When I first started in the industry almost 20 years ago, there was a more collaborative spirit about the industry. We saw a lot of firms working together and partnerships often investing side by side on early stage ideas to provide more resources and experience to help founders succeed. If you fast forward to 2021, we've seen the rise of extremely large funds and multi-stage funds. Their intention is to be the lead investor, not just in one round of financing, but in multiple rounds and accumulate a large ownership position in a particular company. The thinking they advocate is, “We support founders all along the way and we have the capital to support you even if things don’t go as well as planned.” What I find these firms to be less forthcoming about is the flip side of that coin, namely that one firm having a large ownership position in a company is not necessarily good for founders or the company, and that when a multi-stage firm chooses NOT to lead a follow on round, there is negative signal in that.

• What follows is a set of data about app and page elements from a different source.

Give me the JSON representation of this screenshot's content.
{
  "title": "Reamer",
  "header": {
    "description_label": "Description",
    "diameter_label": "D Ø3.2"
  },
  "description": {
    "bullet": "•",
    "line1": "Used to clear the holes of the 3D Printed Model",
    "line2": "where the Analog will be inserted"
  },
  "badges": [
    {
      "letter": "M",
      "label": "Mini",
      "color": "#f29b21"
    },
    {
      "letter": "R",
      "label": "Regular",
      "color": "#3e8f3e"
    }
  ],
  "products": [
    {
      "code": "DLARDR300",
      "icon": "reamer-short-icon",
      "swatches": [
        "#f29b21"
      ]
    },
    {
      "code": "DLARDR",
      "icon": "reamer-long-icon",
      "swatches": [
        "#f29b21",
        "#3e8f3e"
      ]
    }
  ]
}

I also personally don't believe firms can provide the best level of support infrastructure for founders at every stage—that specialization does indeed lead to optimal performance, but I recognize that isn't necessarily a common view.
Question from Ryan: I know faith is really important to you and to your family. How does that play out in your life?
I fully respect that religion is a personal thing. I grew up with it, so I had exposure to it as a child. As a young adult I struggled and got away from it. In my thirties, I reached a point where I had to look back and reflect on what was working, and candidly, what wasn’t. I realized that when I followed the guidelines that I felt God lays out for us, I was a much happier person. And when I didn't, I wasn't. I knew I had to make a choice about the kind of person, husband, and father I wanted to be and no more faking it. Since then I have made an effort to “practice” my faith. I read, I go to mass, I try to pray at least a little every day. I made a conscious choice to stop looking at my life like a series of milestones that I had to achieve or gates to advance through. Instead, I decided to embrace the idea that my job is to do my best with whatever comes my way and have a mindset to trust that God has a plan for all of us. While we may not always understand, we can accept that each challenge we face is all part of a plan to shape us into the people we are meant to be. When I allow myself to do that, and believe me when I say it isn’t easy, there is tremendous peace and freedom.